— Exercise requirements —
Out of the lines below, please list those that hold the string "Tiles".

Dataset rows for apps and sites:
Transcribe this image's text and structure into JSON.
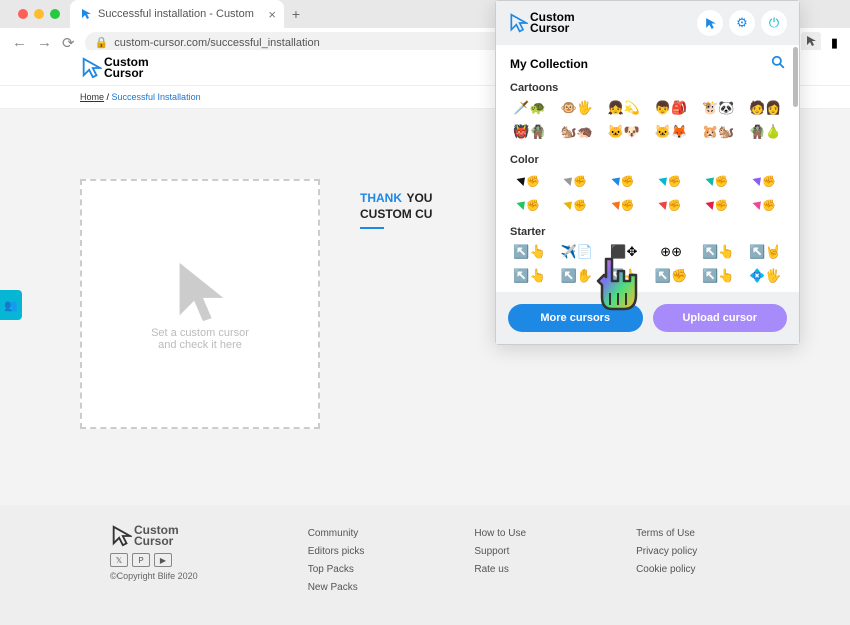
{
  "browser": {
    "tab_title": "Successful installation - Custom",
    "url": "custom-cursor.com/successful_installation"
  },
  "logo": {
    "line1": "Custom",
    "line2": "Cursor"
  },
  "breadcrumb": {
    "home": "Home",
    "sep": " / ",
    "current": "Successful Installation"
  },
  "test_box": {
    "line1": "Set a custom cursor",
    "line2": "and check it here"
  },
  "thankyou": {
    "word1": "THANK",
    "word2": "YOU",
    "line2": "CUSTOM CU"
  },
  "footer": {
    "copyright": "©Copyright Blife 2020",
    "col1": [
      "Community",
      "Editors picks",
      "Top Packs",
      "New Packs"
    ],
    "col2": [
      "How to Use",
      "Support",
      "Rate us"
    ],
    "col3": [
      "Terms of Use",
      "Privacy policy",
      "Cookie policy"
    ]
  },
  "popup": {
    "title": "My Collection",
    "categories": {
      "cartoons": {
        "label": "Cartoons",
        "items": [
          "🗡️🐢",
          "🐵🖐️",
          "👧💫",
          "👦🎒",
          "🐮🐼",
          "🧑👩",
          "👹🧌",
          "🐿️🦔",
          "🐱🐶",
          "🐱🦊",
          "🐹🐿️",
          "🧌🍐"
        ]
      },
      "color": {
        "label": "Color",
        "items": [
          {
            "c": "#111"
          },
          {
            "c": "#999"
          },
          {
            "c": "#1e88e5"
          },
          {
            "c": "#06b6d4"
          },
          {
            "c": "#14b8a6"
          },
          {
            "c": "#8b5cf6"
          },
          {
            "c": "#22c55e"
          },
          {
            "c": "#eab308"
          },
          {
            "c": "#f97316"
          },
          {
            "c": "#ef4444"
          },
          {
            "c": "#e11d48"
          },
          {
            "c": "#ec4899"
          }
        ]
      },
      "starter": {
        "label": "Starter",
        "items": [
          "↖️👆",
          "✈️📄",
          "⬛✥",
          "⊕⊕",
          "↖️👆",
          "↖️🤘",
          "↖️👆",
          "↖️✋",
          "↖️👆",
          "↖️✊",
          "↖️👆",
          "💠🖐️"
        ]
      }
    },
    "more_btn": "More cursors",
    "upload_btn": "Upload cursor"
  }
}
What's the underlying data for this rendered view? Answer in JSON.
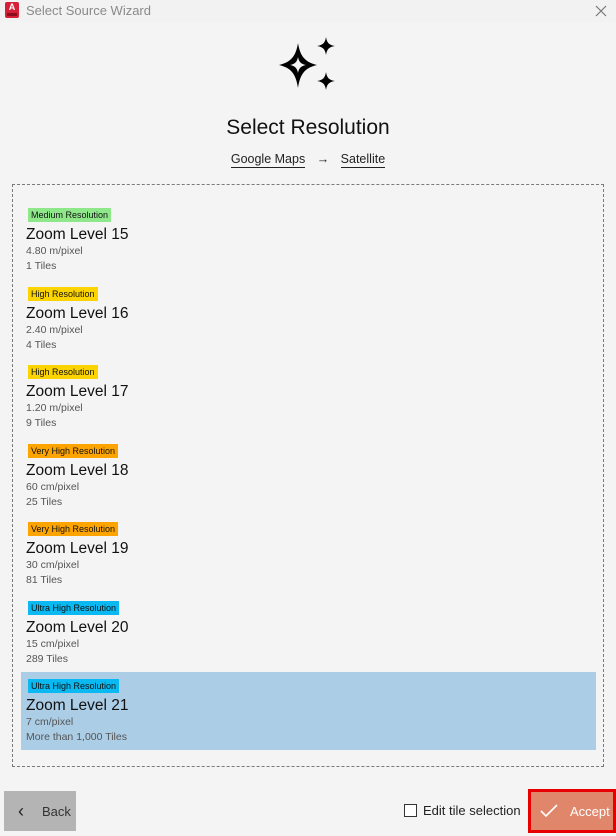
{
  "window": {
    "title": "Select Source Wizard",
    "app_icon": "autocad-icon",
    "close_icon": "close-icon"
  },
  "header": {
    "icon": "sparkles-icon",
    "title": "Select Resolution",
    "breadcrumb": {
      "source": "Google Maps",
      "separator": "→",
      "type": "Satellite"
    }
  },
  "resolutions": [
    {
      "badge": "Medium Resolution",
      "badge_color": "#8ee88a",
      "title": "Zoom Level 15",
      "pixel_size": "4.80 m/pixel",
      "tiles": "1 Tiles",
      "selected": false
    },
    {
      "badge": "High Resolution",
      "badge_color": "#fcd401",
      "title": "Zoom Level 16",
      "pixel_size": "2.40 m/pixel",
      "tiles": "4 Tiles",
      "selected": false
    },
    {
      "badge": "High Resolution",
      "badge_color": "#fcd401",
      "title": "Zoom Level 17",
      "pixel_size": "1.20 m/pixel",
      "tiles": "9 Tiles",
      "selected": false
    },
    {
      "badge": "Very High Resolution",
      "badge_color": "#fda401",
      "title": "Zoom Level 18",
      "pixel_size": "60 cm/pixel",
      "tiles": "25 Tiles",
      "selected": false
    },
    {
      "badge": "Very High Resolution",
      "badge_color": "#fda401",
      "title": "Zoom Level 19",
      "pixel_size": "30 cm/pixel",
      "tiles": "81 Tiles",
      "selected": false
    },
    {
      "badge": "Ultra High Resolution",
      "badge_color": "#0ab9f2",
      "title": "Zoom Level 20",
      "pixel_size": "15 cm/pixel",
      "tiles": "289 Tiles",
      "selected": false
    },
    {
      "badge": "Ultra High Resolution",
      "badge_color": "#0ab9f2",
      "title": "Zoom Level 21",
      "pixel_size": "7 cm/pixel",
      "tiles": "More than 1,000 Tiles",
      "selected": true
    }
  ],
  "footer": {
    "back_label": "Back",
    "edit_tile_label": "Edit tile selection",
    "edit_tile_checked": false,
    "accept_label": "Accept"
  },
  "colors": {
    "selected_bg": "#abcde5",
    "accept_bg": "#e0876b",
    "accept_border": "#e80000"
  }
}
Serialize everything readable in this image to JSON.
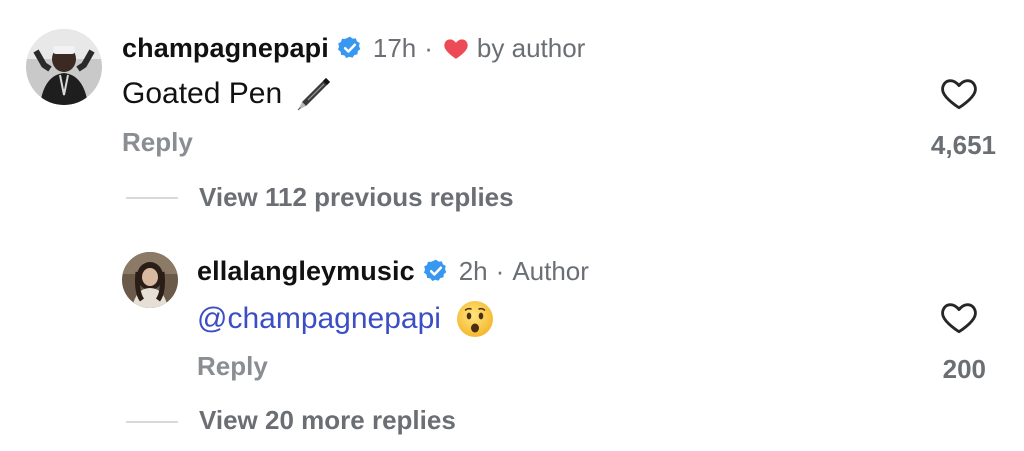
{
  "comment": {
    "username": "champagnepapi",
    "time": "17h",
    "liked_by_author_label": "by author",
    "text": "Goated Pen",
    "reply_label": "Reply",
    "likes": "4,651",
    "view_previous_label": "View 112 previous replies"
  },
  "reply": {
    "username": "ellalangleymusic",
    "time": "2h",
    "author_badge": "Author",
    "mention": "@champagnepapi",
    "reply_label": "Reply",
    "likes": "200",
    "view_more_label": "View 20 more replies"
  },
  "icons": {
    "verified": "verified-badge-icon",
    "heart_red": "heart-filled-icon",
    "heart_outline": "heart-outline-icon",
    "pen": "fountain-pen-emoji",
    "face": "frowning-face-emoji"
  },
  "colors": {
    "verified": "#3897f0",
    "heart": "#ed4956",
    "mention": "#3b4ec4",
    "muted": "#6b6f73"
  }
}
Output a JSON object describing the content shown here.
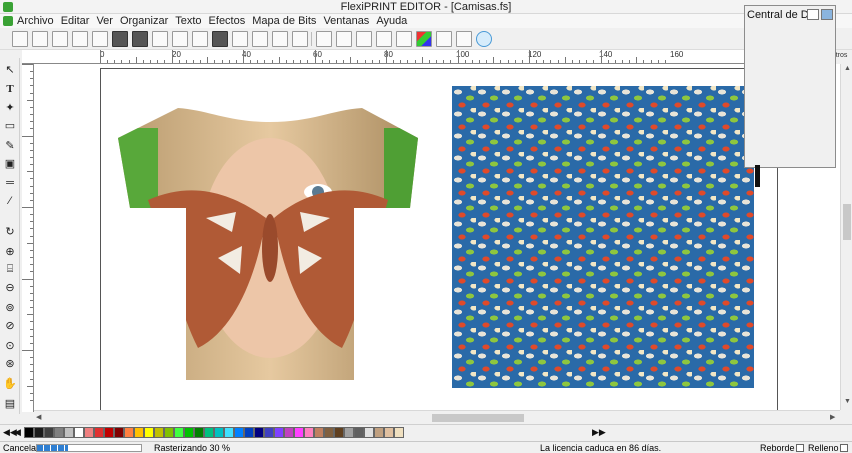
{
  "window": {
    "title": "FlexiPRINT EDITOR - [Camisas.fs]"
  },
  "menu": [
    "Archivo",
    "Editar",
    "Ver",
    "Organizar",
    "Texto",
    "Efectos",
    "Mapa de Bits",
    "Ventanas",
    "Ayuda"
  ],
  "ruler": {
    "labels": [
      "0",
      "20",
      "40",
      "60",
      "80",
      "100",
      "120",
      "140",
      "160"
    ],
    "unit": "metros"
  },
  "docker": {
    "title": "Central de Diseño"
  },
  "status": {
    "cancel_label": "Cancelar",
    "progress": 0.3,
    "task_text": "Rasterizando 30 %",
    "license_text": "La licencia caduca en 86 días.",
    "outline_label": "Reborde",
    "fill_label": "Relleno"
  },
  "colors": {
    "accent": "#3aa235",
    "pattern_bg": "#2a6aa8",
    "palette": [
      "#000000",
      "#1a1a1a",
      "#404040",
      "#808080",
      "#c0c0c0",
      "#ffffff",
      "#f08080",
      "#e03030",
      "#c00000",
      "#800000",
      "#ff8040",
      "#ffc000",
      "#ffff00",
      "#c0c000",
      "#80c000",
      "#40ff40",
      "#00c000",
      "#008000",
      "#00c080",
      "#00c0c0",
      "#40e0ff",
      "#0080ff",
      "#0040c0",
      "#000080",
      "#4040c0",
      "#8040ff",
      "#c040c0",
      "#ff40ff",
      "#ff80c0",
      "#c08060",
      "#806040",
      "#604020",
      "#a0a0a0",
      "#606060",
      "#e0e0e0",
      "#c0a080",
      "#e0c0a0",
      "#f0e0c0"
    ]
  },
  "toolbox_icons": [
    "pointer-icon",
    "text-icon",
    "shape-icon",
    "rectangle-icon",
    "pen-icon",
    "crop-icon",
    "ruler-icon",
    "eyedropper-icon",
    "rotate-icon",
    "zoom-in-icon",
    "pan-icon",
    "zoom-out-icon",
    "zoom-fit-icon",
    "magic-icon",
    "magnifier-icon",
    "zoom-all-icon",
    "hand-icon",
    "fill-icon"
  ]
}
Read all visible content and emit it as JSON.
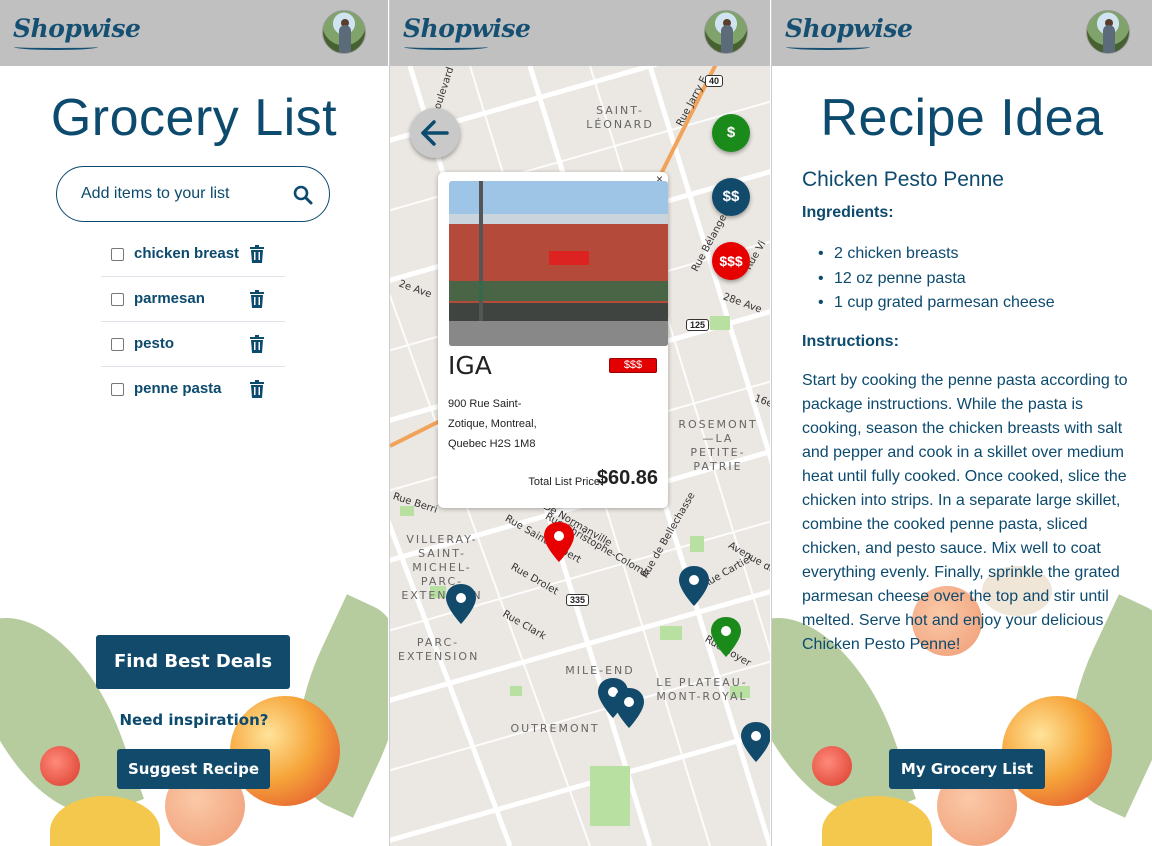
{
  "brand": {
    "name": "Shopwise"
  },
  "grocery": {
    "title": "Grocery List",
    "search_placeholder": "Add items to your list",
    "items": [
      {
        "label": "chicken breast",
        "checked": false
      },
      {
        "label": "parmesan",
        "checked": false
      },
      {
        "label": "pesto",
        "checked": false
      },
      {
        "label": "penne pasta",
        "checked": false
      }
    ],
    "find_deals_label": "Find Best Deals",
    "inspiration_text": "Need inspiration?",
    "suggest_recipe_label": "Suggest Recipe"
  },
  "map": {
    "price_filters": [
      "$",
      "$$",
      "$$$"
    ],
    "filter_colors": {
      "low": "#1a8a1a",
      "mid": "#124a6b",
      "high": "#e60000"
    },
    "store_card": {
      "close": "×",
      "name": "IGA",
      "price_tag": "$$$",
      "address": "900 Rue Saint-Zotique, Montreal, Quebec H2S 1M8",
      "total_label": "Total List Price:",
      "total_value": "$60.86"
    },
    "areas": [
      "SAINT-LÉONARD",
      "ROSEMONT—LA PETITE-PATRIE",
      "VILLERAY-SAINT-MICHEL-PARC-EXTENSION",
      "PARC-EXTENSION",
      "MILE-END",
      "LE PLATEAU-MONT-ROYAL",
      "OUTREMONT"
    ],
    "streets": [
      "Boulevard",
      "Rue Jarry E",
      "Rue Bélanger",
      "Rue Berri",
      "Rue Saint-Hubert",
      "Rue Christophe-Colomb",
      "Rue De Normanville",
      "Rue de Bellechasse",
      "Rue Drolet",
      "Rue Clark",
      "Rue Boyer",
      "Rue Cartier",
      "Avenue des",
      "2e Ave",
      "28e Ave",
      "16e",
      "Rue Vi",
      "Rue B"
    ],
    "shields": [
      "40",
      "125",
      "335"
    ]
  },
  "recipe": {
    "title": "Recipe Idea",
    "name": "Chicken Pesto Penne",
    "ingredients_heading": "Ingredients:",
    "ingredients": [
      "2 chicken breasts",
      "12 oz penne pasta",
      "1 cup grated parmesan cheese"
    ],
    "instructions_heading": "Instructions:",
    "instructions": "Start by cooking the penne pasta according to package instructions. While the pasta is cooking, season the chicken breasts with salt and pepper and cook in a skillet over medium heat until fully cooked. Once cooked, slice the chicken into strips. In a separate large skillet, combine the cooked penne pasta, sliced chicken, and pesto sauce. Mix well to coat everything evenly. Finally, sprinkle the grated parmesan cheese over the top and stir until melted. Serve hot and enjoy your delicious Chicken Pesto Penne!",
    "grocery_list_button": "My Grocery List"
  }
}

— Task result —
      "tiles": "1 Tiles",
      "tiles": "4 Tiles",
      "tiles": "9 Tiles",
      "tiles": "25 Tiles",
      "tiles": "81 Tiles",
      "tiles": "289 Tiles",
      "tiles": "More than 1,000 Tiles",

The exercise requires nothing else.